Petitioner received the $500,000 of bonds in about May, 1921, in payment of $400,000 of advances made, and it is at least singular that so shortly thereafter as December of the same year petitioner should find its bonds valueless, and write them off as it did. Without at all impugning petitioner's good faith, it seems apparent to us that in the usual course of business, uninfluenced by an extraordinarily high tax rate for 1921, these bonds would not then have been deemed a loss nor have then been written off.
The case is not like United States v. White Dental Mfg. Co., 274 U.S. 398, 47 S. Ct. 598, 71 L. Ed. 1120, where the property in Germany of a German corporation, subsidiary of the White Company, was seized during the World War by the German government as alien property. This was a definite, certain occurrence which to all intents and purposes then removed the property from any possession or control of the parent company, causing the latter a definite loss, held to be deductible during that year. The court held it was proper to write it off quite regardless of the fact that in a subsequent year a substantial part of the property or its avails was recovered. That is not the case here, where the business of Black Mountain Corporation has been continuously carried on, and where there has been no specific occurrence — such, for example, as loss by flood or fire, or a seizure — which extinguished or materially lessened the actual property on which the bonds in question were secured.

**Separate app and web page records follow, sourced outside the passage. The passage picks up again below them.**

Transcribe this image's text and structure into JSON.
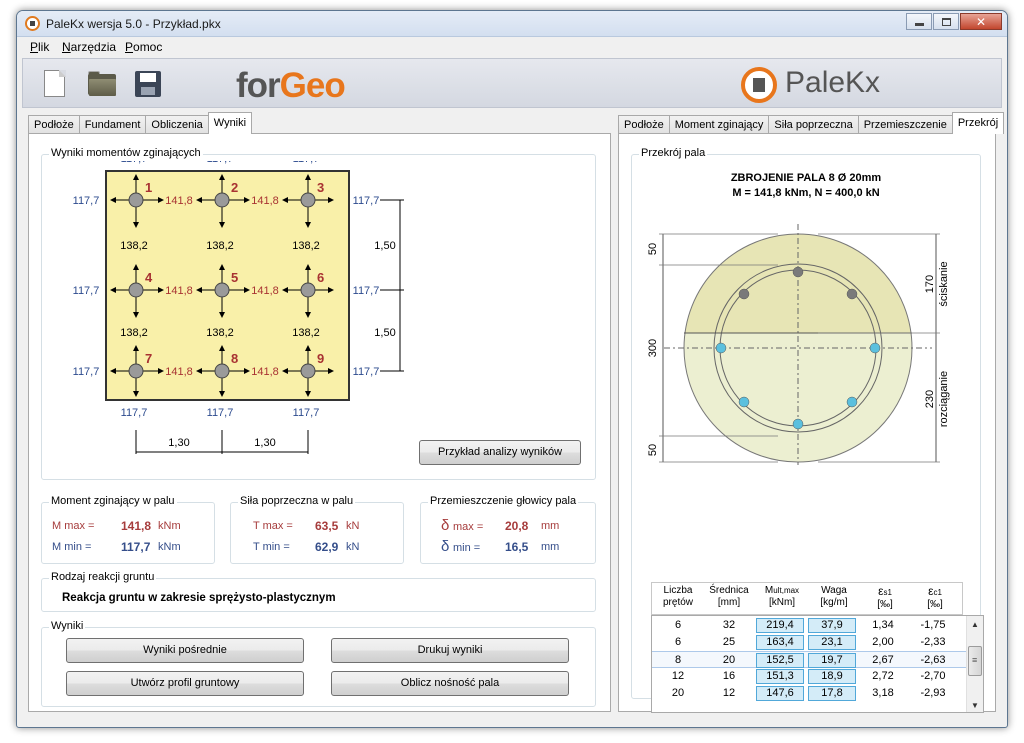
{
  "window": {
    "title": "PaleKx wersja 5.0 - Przykład.pkx"
  },
  "menu": {
    "items": [
      {
        "label": "Plik"
      },
      {
        "label": "Narzędzia"
      },
      {
        "label": "Pomoc"
      }
    ]
  },
  "toolbar": {
    "brand_logo": {
      "part1": "for",
      "part2": "Geo"
    },
    "product_logo": "PaleKx"
  },
  "left_panel": {
    "tabs": [
      "Podłoże",
      "Fundament",
      "Obliczenia",
      "Wyniki"
    ],
    "active_tab": "Wyniki",
    "moments_group": {
      "title": "Wyniki momentów zginających",
      "piles": [
        "1",
        "2",
        "3",
        "4",
        "5",
        "6",
        "7",
        "8",
        "9"
      ],
      "horizontal_moment": "141,8",
      "vertical_moment": "138,2",
      "edge_moment": "117,7",
      "spacing_y": "1,50",
      "spacing_x": "1,30",
      "example_button": "Przykład analizy wyników"
    },
    "moment_box": {
      "title": "Moment zginający w palu",
      "max_label": "M max =",
      "max_value": "141,8",
      "min_label": "M min =",
      "min_value": "117,7",
      "unit": "kNm"
    },
    "shear_box": {
      "title": "Siła poprzeczna w palu",
      "max_label": "T max =",
      "max_value": "63,5",
      "min_label": "T min =",
      "min_value": "62,9",
      "unit": "kN"
    },
    "displacement_box": {
      "title": "Przemieszczenie głowicy pala",
      "max_symbol": "δ",
      "max_sub": "max =",
      "max_value": "20,8",
      "min_symbol": "δ",
      "min_sub": "min =",
      "min_value": "16,5",
      "unit": "mm"
    },
    "soil_reaction": {
      "title": "Rodzaj reakcji gruntu",
      "value": "Reakcja gruntu w zakresie sprężysto-plastycznym"
    },
    "results": {
      "title": "Wyniki",
      "btn_intermediate": "Wyniki pośrednie",
      "btn_print": "Drukuj wyniki",
      "btn_profile": "Utwórz profil gruntowy",
      "btn_capacity": "Oblicz nośność pala"
    }
  },
  "right_panel": {
    "tabs": [
      "Podłoże",
      "Moment zginający",
      "Siła poprzeczna",
      "Przemieszczenie",
      "Przekrój"
    ],
    "active_tab": "Przekrój",
    "section_group": {
      "title": "Przekrój pala"
    },
    "heading_line1": "ZBROJENIE PALA 8 Ø 20mm",
    "heading_line2": "M = 141,8 kNm,  N = 400,0 kN",
    "dims": {
      "top": "50",
      "total": "300",
      "bottom": "50",
      "compression": "170",
      "tension": "230"
    },
    "zone_labels": {
      "compression": "ściskanie",
      "tension": "rozciąganie"
    },
    "colors": {
      "compression_zone": "#e7e5b5",
      "tension_zone": "#ecefd1",
      "bar_compression": "#7a7a7a",
      "bar_tension": "#5bc0de"
    },
    "table": {
      "headers": [
        {
          "line1": "Liczba",
          "line2": "prętów"
        },
        {
          "line1": "Średnica",
          "line2": "[mm]"
        },
        {
          "line1": "M",
          "sub": "ult,max",
          "line2": "[kNm]"
        },
        {
          "line1": "Waga",
          "line2": "[kg/m]"
        },
        {
          "line1": "ε",
          "sub": "s1",
          "line2": "[‰]"
        },
        {
          "line1": "ε",
          "sub": "c1",
          "line2": "[‰]"
        }
      ],
      "rows": [
        [
          "6",
          "32",
          "219,4",
          "37,9",
          "1,34",
          "-1,75"
        ],
        [
          "6",
          "25",
          "163,4",
          "23,1",
          "2,00",
          "-2,33"
        ],
        [
          "8",
          "20",
          "152,5",
          "19,7",
          "2,67",
          "-2,63"
        ],
        [
          "12",
          "16",
          "151,3",
          "18,9",
          "2,72",
          "-2,70"
        ],
        [
          "20",
          "12",
          "147,6",
          "17,8",
          "3,18",
          "-2,93"
        ]
      ],
      "selected_row": 2
    }
  }
}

It is to be noted that during the times in question Black Mountain carried its property on its books at near $8,000,000, and that petitioner and its corporate associates were in actual or potential control of the corporation.

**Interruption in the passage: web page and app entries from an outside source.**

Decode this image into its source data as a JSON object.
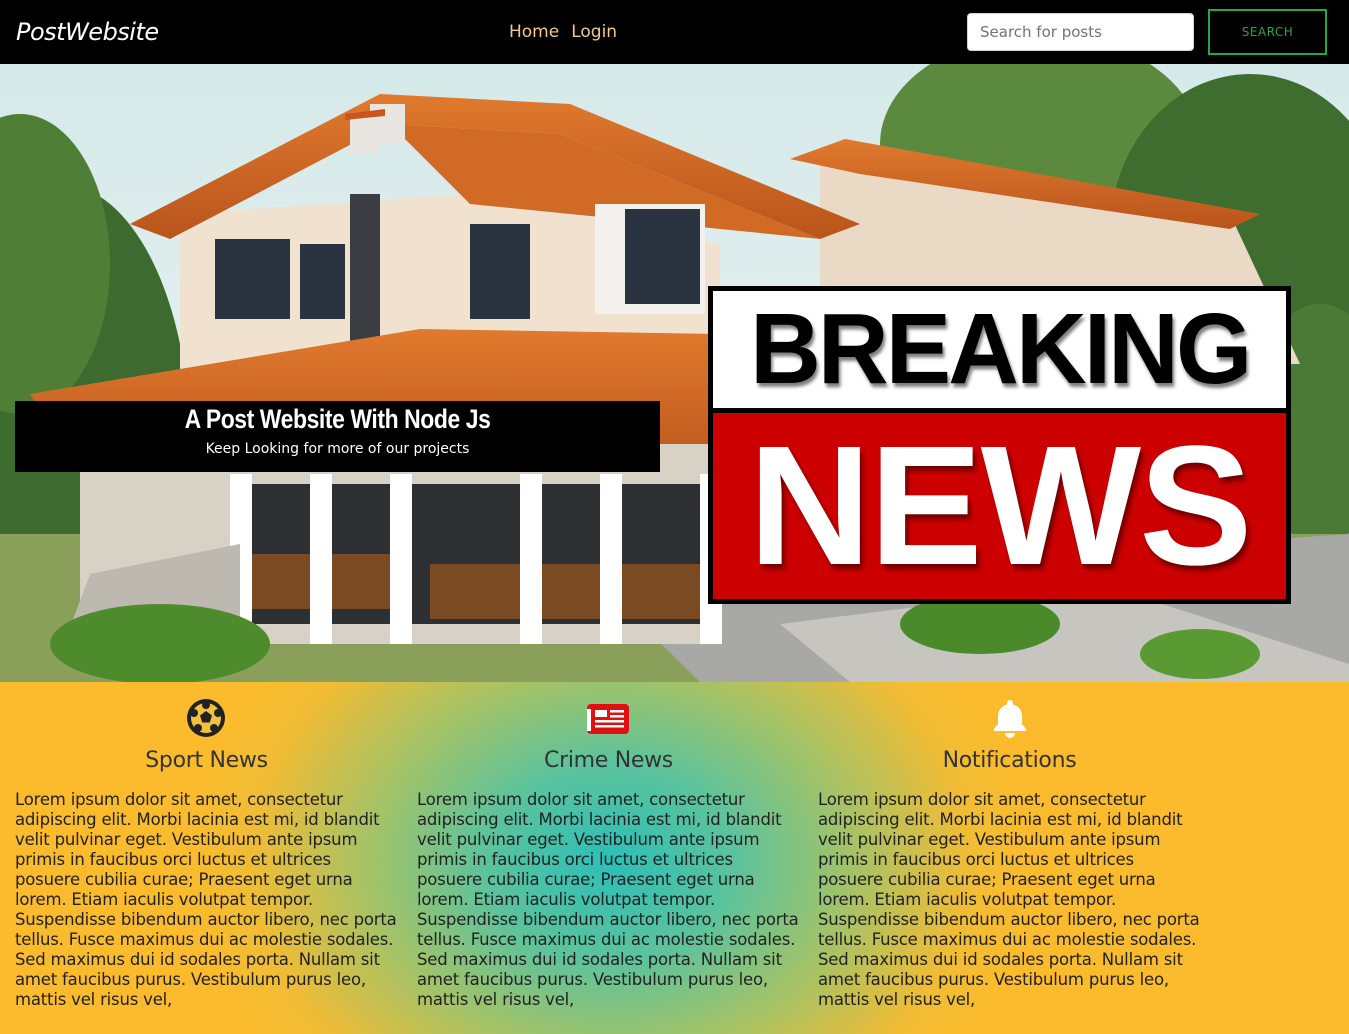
{
  "navbar": {
    "brand": "PostWebsite",
    "links": [
      "Home",
      "Login"
    ],
    "search_placeholder": "Search for posts",
    "search_button": "SEARCH"
  },
  "hero": {
    "caption_title": "A Post Website With Node Js",
    "caption_subtitle": "Keep Looking for more of our projects",
    "banner_top": "BREAKING",
    "banner_bottom": "NEWS"
  },
  "features": [
    {
      "icon": "soccer-ball-icon",
      "title": "Sport News",
      "text": "Lorem ipsum dolor sit amet, consectetur adipiscing elit. Morbi lacinia est mi, id blandit velit pulvinar eget. Vestibulum ante ipsum primis in faucibus orci luctus et ultrices posuere cubilia curae; Praesent eget urna lorem. Etiam iaculis volutpat tempor. Suspendisse bibendum auctor libero, nec porta tellus. Fusce maximus dui ac molestie sodales. Sed maximus dui id sodales porta. Nullam sit amet faucibus purus. Vestibulum purus leo, mattis vel risus vel,"
    },
    {
      "icon": "newspaper-icon",
      "title": "Crime News",
      "text": "Lorem ipsum dolor sit amet, consectetur adipiscing elit. Morbi lacinia est mi, id blandit velit pulvinar eget. Vestibulum ante ipsum primis in faucibus orci luctus et ultrices posuere cubilia curae; Praesent eget urna lorem. Etiam iaculis volutpat tempor. Suspendisse bibendum auctor libero, nec porta tellus. Fusce maximus dui ac molestie sodales. Sed maximus dui id sodales porta. Nullam sit amet faucibus purus. Vestibulum purus leo, mattis vel risus vel,"
    },
    {
      "icon": "bell-icon",
      "title": "Notifications",
      "text": "Lorem ipsum dolor sit amet, consectetur adipiscing elit. Morbi lacinia est mi, id blandit velit pulvinar eget. Vestibulum ante ipsum primis in faucibus orci luctus et ultrices posuere cubilia curae; Praesent eget urna lorem. Etiam iaculis volutpat tempor. Suspendisse bibendum auctor libero, nec porta tellus. Fusce maximus dui ac molestie sodales. Sed maximus dui id sodales porta. Nullam sit amet faucibus purus. Vestibulum purus leo, mattis vel risus vel,"
    }
  ],
  "colors": {
    "nav_link": "#f3c98b",
    "search_button": "#28a745",
    "banner_red": "#cc0000",
    "newspaper_icon": "#e01010",
    "gradient_center": "#2bbfb8",
    "gradient_edge": "#fbbb2c"
  }
}
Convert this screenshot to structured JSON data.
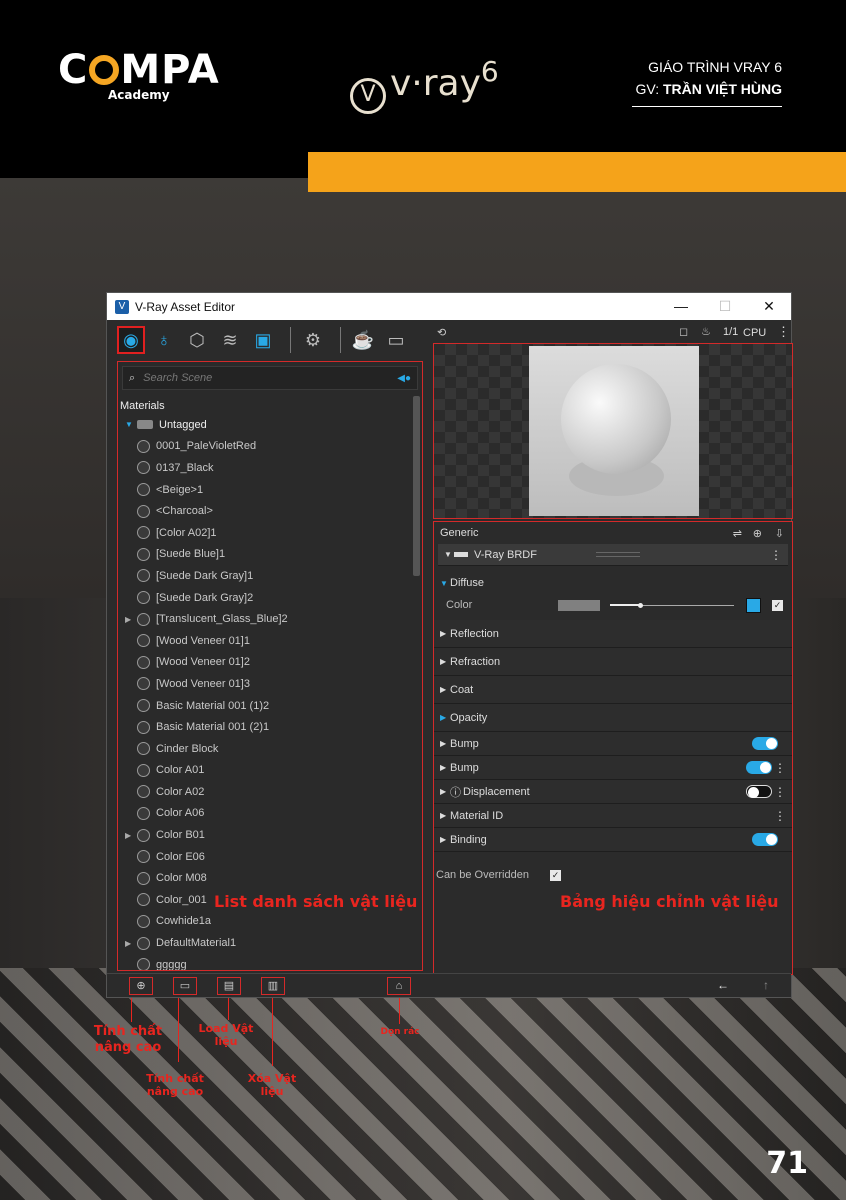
{
  "header": {
    "brand": "C",
    "brand_rest": "MPA",
    "brand_sub": "Academy",
    "product": "v·ray",
    "product_version": "6",
    "course_title": "GIÁO TRÌNH VRAY 6",
    "teacher_prefix": "GV:",
    "teacher_name": "TRẦN VIỆT HÙNG"
  },
  "window": {
    "title": "V-Ray Asset Editor",
    "controls": {
      "minimize": "—",
      "maximize": "☐",
      "close": "✕"
    }
  },
  "left_toolbar": {
    "icons": [
      "materials-icon",
      "lights-icon",
      "geometry-icon",
      "layers-icon",
      "render-elements-icon",
      "settings-icon",
      "teapot-icon",
      "frame-buffer-icon"
    ]
  },
  "search": {
    "placeholder": "Search Scene"
  },
  "materials": {
    "header": "Materials",
    "tag": "Untagged",
    "items": [
      {
        "name": "0001_PaleVioletRed",
        "expandable": false
      },
      {
        "name": "0137_Black",
        "expandable": false
      },
      {
        "name": "<Beige>1",
        "expandable": false
      },
      {
        "name": "<Charcoal>",
        "expandable": false
      },
      {
        "name": "[Color A02]1",
        "expandable": false
      },
      {
        "name": "[Suede Blue]1",
        "expandable": false
      },
      {
        "name": "[Suede Dark Gray]1",
        "expandable": false
      },
      {
        "name": "[Suede Dark Gray]2",
        "expandable": false
      },
      {
        "name": "[Translucent_Glass_Blue]2",
        "expandable": true
      },
      {
        "name": "[Wood Veneer 01]1",
        "expandable": false
      },
      {
        "name": "[Wood Veneer 01]2",
        "expandable": false
      },
      {
        "name": "[Wood Veneer 01]3",
        "expandable": false
      },
      {
        "name": "Basic Material 001 (1)2",
        "expandable": false
      },
      {
        "name": "Basic Material 001 (2)1",
        "expandable": false
      },
      {
        "name": "Cinder Block",
        "expandable": false
      },
      {
        "name": "Color A01",
        "expandable": false
      },
      {
        "name": "Color A02",
        "expandable": false
      },
      {
        "name": "Color A06",
        "expandable": false
      },
      {
        "name": "Color B01",
        "expandable": true
      },
      {
        "name": "Color E06",
        "expandable": false
      },
      {
        "name": "Color M08",
        "expandable": false
      },
      {
        "name": "Color_001",
        "expandable": false
      },
      {
        "name": "Cowhide1a",
        "expandable": false
      },
      {
        "name": "DefaultMaterial1",
        "expandable": true
      },
      {
        "name": "ggggg",
        "expandable": false
      }
    ]
  },
  "right_toolbar": {
    "fraction": "1/1",
    "device": "CPU"
  },
  "props": {
    "generic_label": "Generic",
    "brdf_label": "V-Ray BRDF",
    "diffuse_label": "Diffuse",
    "color_label": "Color",
    "sections": [
      {
        "label": "Reflection",
        "toggle": null,
        "menu": false,
        "blue": false
      },
      {
        "label": "Refraction",
        "toggle": null,
        "menu": false,
        "blue": false
      },
      {
        "label": "Coat",
        "toggle": null,
        "menu": false,
        "blue": false
      },
      {
        "label": "Opacity",
        "toggle": null,
        "menu": false,
        "blue": true
      },
      {
        "label": "Bump",
        "toggle": "on",
        "menu": false,
        "blue": false
      },
      {
        "label": "Bump",
        "toggle": "on",
        "menu": true,
        "blue": false
      },
      {
        "label": "Displacement",
        "toggle": "off",
        "menu": true,
        "blue": false
      },
      {
        "label": "Material ID",
        "toggle": null,
        "menu": true,
        "blue": false
      },
      {
        "label": "Binding",
        "toggle": "on",
        "menu": false,
        "blue": false
      }
    ],
    "override_label": "Can be Overridden",
    "override_checked": true
  },
  "annotations": {
    "list_label": "List danh sách vật liệu",
    "props_label": "Bảng hiệu chỉnh vật liệu",
    "advanced_1": "Tính chất nâng cao",
    "advanced_2": "Tính chất nâng cao",
    "load": "Load Vật liệu",
    "delete": "Xóa Vật liệu",
    "purge": "Dọn rác"
  },
  "page_number": "71",
  "colors": {
    "accent": "#f5a31a",
    "highlight": "#e8251f",
    "vray_blue": "#29a9e6"
  }
}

While what has been said sufficiently indicates why we coincide with the Board's conclusion that in 1921 the bonds were not wholly or in part worthless within the meaning of the Revenue Act of 1921, we nevertheless refer to, without deciding, a further proposition put forth for respondent, viz., that, upon the showing made, Black Mountain debts, with the issuance of the general mortgage bonds, exceeded its capital stock, and that in such case Black Mountain directors who assented to such excess of indebtedness became liable therefor. In a proper case there would be such a liability under chapter 32, par. 23, Cahill Rev. St. 1925 Ill. While our search of the record fails to disclose where Black Mountain was incorporated, yet the burden of proof in such controversies is in general upon the taxpayer; and, in the absence of any proof to the contrary, may it not be assumed that Black Mountain was a corporation of the state wherein this suit is pending?

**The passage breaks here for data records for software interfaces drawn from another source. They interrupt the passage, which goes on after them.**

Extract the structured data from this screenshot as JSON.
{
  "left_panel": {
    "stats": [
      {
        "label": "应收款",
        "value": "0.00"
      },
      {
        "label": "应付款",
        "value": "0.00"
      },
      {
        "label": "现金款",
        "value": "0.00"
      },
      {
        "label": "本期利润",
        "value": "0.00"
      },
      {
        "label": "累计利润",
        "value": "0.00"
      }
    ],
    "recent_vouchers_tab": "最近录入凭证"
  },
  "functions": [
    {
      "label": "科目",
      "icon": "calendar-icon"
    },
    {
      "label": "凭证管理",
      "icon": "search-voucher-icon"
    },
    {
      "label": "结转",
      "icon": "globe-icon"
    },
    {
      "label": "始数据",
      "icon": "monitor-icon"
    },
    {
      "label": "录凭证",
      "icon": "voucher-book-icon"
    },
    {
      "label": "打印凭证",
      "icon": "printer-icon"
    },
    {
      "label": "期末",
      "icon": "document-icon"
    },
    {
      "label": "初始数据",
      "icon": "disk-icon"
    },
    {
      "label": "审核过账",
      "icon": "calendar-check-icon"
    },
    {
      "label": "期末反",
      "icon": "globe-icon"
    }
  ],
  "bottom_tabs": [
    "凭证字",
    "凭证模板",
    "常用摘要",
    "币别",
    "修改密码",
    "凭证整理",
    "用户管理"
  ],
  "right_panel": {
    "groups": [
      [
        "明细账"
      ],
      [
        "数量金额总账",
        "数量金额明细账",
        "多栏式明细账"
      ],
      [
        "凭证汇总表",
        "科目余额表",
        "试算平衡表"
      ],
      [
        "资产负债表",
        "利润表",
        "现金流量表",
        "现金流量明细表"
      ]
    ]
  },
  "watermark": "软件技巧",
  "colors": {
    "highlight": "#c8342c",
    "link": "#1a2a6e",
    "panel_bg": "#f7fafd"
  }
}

Neither does the record disclose the personnel of the Black Mountain directorate, nor which of the directors assented to the creation of indebtedness beyond its capital stock; nor does it disclose the financial responsibility of any such assenting directors as bearing upon the collectibility and, inferentially, the value of the bonds in question. But, in the absence of all proof thereon, may it not be concluded that, with such potential liability of directors outstanding, petitioner has not sustained its burden of affirmatively showing that in the year 1921 the bonds were wholly or partly valueless?
The judgment of the Board of Tax Appeals is affirmed.